Until 1912 Thessalonika was Ottoman, although much of its population was Jewish. The city also included Turks, Muslims, Slavs and of course Greeks. In 1912, when the city was taken by Greece its population began to change. By 1923 nearly two million citizens from Turkey and Greece were forcibly exchanged across the Aegean because they were of the "wrong" religion. Bruce Clark's book is the first accessible, modern study of this tumultuous period, which helped to radically change the face of the Balkans. Two elements of Clark's book stand out. Firstly he has tracked down the last remaining Greeks and Turks who remember this period and its aftermath. Secondly he shows that, far from being a simple exchange of "Greeks" and "Turks", as previously believed,, identities were in fact far more complex. Many of the "Greeks" from Anatolia spoke only Turkish and many of the "Turks" from Greece spoke only Greek. In some cases families from one side also moved in before the others had moved out. This is Clark's interview with Ramazan Ezer, who was born in the village of Sevindik, north of Salonika in 1917. Ezer was deported six years later and resettled in a coastal suburb of Istanbul.
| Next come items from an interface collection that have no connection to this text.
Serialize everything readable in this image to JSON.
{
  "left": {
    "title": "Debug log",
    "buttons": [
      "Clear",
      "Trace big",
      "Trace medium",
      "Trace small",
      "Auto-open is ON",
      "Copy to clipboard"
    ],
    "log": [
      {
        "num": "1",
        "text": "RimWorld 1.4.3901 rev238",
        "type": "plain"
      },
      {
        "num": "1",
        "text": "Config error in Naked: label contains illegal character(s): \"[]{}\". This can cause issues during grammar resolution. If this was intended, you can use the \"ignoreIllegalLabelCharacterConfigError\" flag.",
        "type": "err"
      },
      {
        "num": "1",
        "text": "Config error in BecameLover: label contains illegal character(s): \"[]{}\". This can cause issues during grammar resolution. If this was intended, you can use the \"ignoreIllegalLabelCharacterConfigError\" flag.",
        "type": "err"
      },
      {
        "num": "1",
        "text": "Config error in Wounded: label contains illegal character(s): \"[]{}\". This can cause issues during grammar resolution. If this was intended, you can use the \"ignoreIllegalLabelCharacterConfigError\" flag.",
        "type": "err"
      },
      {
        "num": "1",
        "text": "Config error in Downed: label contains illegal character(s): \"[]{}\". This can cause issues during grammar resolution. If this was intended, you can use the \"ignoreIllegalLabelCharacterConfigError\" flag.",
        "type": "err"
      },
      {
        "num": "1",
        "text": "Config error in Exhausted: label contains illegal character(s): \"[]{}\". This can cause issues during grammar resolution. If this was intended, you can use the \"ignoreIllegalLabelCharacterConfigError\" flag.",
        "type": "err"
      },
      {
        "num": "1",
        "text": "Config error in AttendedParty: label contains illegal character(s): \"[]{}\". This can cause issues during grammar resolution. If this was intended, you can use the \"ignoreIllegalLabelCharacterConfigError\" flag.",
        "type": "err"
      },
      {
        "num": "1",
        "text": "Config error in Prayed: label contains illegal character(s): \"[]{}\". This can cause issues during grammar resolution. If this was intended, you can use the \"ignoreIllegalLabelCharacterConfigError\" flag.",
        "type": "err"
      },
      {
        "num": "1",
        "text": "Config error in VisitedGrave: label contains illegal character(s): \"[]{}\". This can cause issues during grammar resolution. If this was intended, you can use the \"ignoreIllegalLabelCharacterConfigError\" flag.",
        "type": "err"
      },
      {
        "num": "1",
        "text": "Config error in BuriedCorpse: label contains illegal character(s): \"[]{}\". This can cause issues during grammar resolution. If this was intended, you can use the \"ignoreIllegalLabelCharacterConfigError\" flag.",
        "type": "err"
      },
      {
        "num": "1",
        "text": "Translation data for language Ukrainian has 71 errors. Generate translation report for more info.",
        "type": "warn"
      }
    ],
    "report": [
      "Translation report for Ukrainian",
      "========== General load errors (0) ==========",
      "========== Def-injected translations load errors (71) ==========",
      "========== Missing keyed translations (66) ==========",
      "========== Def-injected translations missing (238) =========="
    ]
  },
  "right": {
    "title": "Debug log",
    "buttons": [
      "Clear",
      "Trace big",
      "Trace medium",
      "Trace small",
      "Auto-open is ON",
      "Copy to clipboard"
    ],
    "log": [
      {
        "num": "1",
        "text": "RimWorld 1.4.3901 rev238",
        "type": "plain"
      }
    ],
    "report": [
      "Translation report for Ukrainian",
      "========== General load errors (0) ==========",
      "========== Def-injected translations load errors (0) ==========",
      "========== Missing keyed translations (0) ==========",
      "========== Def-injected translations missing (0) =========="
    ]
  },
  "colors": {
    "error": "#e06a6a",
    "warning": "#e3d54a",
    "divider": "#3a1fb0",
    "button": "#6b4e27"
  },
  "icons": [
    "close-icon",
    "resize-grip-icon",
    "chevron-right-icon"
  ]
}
Before we left, about fifty or sixty households in our village were partially taken over by incoming Rum [Greek Orthodox subjects of the Ottoman Empire] refugees. The Rum family who lived with us spoke even better Turkish than we did. They took two rooms, and we – my parents, my grandmother, my sister and I were left with two rooms, so there was enough space for everybody. The Rum grandmother got along very well with my Muslim grandmother, who had lost her husband to the Bulgarians. The Rum grandmother used to urge us to settle if possible in Hayrebolu [a town on the coast of eastern Thrace] where she and her family had lived comfortably. At least for that short time, the Rum granny had no difficulty with us – but she did worry about some of the other Christian refugees who were settling nearby; some of them spoke Russian but not Turkish. These must have been Pontic Greeks who had spent a generation in Russia. Compared with those Pontians, the lady from Hayrebolu found it easier to talk to us. But I can also remember hearing one of the Rum ladies saying wistfully: "Your Mustafa Kemal is a warrior with a sword in each hand, and a sword on each leg" […] To a six year old it seemed an odd thing to say, and at the age of eighty-six I can still hear her words resounding in my head.
Twice a Stranger: The Mass Expulsions that Forged Modern Greece and Turkey. Bruce Clark. 2006.
[pp. 176-77 / Granta Books]